Hon. J. T. HEADLEY, Author of, etc., etc., etc. Comprising an Authentic Account of Battles and Sieges, Adventures and Incidents, including Biographies of the Prominent Generals who brought to a triumphant close the Great Rebellion of 1861–1865. Sold only by subscription. 8vo. New York: E. B. Treat & Co. 1865.
“THERE are men that will make you books and turn them loose into the world with as much despatch as they would do a dish of fritters.” But what would the Knight of La Mancha have said, had he lived amid the deluge of our war literature? What with biographies of every brass buttoned official who had a private secretary, or hopes to be governor, and special narratives of almost every affair which smelt of powder, the griddle shows no signs of speedily cooling off. We would like to remind these prolific writers of the wise remark of the same military critic: “ I have also reason to believe, Mr. Bachelor, that to compile a history, or write any book whatsoever, is a more difficult task than men imagine. There is need of a vast judgment and a ripe understanding": very different work this, from that of Don Quixote's painter, " who, being asked what he painted, answered, “as it may suit’; and when he had scrawled out a misshapen cock, was forced to write underneath, in Gothic letters, This is a cock.” We must be allowed to say, that the title page, which we here give in part, without, however, all its emphatic typography, ridiculously reminds us of the chef-d'oeuvre of the aforesaid “ painter of Ubeda.”
This flamboyant beginning may not be the author's fault: from the half dozen pages of most fulsome publishers' puffs by which it is flanked, we presume it also may have been gotten up by them with an eye to business. An author who falls into such hands is to be pitied, if he cares for anything but his percentage. The book itself is only of ephemeral value. Mr. Headley has a turn for battle scenes. His style dashes along like a cavalry rider, or oftener, perhaps, makes one think of those impossible equestrian statues poised on the terminus of a stiff tail as if just ready to vault over the Alps. It was unfortunate probably that we looked through his pages soon after reading General Grant’s Report to Congress, the other day. Writing like that ought to stop this inundation of half-baked “fritters.” There is a profuse sprinkling of tolerable pictures and portraits in this thick, large type volume, which will make it look worth its three or four dollars to its rural subscribers.

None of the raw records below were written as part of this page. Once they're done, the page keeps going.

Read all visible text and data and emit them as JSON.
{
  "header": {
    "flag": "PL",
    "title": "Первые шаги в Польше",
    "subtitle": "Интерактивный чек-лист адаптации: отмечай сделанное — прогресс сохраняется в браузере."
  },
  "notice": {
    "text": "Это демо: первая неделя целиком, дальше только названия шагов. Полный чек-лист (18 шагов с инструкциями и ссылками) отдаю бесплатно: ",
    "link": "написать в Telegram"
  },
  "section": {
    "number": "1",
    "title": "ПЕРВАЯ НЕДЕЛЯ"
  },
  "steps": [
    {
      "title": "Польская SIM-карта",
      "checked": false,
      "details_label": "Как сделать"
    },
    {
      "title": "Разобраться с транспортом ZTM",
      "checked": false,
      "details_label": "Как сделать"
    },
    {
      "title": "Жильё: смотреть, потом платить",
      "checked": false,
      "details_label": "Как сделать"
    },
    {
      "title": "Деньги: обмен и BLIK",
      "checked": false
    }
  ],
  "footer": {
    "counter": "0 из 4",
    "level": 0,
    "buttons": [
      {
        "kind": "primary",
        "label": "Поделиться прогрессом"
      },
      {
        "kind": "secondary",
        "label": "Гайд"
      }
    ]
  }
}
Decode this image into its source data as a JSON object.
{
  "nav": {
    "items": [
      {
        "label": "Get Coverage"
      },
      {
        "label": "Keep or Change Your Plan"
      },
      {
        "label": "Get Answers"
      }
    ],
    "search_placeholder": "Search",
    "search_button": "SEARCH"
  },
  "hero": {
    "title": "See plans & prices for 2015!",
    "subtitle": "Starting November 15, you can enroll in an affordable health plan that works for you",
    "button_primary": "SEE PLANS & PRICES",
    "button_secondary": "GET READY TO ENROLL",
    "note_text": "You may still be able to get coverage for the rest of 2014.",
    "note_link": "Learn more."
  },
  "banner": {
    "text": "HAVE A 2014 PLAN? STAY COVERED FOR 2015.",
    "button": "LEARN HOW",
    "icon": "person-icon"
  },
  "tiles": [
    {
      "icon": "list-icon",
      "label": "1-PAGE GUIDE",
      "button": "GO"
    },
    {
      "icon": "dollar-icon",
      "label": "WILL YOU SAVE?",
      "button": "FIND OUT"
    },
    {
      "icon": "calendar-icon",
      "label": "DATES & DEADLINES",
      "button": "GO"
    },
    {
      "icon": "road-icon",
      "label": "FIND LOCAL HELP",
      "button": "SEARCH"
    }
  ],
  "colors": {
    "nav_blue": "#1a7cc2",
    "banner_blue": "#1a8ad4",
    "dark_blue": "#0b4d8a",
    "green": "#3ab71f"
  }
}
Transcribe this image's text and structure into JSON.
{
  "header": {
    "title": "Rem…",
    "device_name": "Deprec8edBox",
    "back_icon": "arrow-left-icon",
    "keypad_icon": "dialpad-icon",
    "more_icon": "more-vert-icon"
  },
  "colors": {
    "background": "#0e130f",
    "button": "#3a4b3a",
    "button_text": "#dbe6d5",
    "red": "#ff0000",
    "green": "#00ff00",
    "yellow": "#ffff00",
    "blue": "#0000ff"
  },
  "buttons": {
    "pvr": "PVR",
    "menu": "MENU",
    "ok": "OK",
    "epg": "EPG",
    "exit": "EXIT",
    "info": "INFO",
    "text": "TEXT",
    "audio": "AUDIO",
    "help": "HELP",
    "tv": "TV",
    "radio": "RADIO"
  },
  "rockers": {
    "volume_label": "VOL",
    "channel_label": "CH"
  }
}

We will add a word or two more to what was said in the last notice, about the books published for canvassing agents. In nine